(What is being asked): Where in the records does the word "initial" occur? Copy each line in which it does.

++++ Data supplied ++++

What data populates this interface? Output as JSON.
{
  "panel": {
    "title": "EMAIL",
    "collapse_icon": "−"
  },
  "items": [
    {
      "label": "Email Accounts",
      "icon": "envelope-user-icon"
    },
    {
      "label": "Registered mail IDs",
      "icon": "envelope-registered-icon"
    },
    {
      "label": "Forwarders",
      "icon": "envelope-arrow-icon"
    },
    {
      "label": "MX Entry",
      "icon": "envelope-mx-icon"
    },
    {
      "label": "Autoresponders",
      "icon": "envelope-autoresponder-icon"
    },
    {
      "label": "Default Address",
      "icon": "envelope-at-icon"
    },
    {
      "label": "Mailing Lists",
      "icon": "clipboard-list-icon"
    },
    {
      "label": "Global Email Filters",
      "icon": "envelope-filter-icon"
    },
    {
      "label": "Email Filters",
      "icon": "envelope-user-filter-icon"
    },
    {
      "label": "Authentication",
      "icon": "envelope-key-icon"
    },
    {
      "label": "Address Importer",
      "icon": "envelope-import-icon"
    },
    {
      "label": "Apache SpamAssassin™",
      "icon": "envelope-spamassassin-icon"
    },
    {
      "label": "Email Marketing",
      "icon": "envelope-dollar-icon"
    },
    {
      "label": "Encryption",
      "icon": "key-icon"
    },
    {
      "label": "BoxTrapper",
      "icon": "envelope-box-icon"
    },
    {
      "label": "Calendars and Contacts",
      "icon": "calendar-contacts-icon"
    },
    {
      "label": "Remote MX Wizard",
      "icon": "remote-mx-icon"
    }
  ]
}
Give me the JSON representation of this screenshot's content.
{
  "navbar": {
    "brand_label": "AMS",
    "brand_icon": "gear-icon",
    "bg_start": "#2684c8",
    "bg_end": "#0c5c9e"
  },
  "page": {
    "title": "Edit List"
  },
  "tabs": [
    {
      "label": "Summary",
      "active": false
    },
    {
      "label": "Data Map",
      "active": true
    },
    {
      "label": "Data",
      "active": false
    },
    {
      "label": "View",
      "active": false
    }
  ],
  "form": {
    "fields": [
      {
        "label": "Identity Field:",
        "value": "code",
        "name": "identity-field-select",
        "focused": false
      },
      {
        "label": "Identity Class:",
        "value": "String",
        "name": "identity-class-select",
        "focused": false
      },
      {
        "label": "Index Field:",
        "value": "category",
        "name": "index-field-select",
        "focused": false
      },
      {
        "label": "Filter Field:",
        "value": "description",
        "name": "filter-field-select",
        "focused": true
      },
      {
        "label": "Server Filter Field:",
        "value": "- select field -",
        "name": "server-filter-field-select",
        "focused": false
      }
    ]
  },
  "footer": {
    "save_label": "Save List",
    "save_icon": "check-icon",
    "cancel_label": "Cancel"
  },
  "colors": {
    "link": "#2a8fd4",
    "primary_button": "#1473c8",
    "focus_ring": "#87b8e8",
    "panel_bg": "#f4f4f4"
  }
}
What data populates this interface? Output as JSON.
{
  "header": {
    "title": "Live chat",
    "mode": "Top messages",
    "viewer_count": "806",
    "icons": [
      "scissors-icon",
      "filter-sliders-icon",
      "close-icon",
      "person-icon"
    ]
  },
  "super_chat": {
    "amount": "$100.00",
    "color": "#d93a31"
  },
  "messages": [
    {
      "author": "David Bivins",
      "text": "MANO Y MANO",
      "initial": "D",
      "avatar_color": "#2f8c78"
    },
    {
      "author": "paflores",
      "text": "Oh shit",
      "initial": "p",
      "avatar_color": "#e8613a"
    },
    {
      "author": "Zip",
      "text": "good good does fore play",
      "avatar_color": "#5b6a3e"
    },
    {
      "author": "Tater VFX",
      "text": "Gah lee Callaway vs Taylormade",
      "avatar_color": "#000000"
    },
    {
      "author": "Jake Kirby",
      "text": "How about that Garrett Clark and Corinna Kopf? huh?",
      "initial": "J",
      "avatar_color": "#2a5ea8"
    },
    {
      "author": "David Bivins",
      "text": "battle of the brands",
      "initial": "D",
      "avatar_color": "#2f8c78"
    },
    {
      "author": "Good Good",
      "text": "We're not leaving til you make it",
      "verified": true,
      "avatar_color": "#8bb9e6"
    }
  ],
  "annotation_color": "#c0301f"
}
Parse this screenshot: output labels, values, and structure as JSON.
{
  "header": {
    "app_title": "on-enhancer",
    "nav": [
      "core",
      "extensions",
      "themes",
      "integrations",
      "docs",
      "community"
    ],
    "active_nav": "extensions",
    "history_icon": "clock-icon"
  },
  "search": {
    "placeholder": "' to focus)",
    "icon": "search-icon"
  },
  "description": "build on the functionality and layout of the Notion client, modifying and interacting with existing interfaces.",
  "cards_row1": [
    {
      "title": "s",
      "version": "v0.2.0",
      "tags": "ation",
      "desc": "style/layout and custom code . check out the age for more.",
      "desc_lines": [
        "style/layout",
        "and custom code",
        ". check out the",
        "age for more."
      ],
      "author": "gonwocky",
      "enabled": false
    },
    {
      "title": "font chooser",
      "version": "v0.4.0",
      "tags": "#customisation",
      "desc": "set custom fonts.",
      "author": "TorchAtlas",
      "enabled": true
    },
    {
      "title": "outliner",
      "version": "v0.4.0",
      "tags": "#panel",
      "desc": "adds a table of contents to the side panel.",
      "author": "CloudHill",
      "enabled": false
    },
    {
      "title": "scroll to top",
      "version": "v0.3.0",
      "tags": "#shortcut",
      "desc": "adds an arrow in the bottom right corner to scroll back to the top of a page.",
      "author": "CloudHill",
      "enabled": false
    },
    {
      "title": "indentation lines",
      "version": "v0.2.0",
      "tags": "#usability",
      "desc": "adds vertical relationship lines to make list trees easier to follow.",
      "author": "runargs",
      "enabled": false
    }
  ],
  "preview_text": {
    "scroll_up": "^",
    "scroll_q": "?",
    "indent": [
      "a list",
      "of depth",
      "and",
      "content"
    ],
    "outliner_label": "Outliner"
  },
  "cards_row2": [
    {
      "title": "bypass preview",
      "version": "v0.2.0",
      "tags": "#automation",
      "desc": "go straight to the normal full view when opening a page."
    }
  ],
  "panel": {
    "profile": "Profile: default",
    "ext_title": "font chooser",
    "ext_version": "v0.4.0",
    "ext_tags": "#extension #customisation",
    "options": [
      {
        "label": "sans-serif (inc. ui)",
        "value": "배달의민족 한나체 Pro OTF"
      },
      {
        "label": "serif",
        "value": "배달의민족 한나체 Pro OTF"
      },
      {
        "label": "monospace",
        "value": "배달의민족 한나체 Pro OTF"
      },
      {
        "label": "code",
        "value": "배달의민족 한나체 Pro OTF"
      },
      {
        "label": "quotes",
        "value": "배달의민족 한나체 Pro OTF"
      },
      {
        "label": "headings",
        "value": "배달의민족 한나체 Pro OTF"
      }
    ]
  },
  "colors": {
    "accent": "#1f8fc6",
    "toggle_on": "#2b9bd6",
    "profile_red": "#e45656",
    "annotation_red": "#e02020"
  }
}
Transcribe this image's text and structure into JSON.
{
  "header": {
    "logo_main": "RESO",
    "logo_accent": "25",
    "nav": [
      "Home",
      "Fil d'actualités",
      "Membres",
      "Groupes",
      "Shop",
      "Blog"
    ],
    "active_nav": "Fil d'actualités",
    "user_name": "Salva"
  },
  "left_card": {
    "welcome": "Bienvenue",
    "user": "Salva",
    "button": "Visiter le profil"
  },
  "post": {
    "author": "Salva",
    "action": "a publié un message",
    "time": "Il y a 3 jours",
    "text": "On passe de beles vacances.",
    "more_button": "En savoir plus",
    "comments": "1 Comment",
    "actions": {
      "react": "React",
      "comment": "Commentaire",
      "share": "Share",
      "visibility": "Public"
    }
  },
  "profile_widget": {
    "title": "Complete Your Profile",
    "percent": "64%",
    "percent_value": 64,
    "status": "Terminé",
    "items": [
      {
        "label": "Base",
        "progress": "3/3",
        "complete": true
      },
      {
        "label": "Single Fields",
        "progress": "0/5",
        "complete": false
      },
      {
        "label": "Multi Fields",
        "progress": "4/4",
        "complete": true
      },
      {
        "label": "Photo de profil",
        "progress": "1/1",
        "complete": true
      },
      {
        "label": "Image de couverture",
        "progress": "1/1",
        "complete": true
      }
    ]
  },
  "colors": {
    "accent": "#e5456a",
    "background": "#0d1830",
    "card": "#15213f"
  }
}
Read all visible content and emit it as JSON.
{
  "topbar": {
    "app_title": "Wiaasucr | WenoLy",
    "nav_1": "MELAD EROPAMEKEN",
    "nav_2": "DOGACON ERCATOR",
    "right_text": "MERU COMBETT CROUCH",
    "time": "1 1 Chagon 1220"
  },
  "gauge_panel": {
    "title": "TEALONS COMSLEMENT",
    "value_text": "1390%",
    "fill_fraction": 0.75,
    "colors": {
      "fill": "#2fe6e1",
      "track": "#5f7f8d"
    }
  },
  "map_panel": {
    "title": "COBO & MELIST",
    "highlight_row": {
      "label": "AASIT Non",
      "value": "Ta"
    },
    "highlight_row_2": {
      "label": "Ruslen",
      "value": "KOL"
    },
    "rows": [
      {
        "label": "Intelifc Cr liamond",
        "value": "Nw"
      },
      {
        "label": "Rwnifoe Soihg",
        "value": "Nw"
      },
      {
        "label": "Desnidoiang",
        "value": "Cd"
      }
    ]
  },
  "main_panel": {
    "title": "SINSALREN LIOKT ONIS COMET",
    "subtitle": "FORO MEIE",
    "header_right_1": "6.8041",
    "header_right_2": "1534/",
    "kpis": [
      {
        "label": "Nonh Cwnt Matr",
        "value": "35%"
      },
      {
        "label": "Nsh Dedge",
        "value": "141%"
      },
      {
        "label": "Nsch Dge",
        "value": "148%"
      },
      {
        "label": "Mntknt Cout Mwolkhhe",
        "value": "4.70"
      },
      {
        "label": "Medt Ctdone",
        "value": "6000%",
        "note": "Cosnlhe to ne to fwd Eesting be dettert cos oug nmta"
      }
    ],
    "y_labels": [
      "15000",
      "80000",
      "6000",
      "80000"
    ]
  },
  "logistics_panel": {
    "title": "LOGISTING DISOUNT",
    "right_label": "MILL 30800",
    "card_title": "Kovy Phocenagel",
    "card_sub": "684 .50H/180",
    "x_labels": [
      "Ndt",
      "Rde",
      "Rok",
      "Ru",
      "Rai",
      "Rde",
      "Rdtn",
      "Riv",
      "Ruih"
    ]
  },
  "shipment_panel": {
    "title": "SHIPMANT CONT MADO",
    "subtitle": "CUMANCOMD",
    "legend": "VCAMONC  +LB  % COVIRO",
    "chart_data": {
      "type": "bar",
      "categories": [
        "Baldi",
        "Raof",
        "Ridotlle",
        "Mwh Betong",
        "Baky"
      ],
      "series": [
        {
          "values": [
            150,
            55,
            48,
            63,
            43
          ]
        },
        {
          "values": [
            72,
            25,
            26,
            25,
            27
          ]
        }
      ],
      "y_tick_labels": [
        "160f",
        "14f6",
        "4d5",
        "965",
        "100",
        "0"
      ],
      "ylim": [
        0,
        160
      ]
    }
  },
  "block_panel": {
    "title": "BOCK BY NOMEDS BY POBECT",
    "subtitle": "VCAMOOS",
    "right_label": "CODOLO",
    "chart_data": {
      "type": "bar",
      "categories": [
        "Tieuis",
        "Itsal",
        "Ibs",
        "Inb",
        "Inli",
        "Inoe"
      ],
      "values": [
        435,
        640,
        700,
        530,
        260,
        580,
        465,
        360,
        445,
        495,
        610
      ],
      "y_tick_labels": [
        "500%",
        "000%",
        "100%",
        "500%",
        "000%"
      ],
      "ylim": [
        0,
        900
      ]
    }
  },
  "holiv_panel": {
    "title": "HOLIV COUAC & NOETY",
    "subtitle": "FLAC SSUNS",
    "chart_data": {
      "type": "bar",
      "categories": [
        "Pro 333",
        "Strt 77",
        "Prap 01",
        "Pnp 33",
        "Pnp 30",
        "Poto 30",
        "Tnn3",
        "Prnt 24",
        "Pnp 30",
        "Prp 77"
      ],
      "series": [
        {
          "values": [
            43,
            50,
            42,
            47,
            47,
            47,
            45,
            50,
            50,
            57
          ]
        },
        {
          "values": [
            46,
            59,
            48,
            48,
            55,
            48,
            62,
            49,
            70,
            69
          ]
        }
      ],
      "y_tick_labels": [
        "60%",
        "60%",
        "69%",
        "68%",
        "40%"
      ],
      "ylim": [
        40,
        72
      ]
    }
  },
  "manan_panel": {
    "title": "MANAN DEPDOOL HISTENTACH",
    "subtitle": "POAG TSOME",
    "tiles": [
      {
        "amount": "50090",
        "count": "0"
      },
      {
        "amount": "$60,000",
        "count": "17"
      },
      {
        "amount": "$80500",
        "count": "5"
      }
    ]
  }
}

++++

(Response box):
      "initial": "D",
      "initial": "p",
      "initial": "J",
      "initial": "D",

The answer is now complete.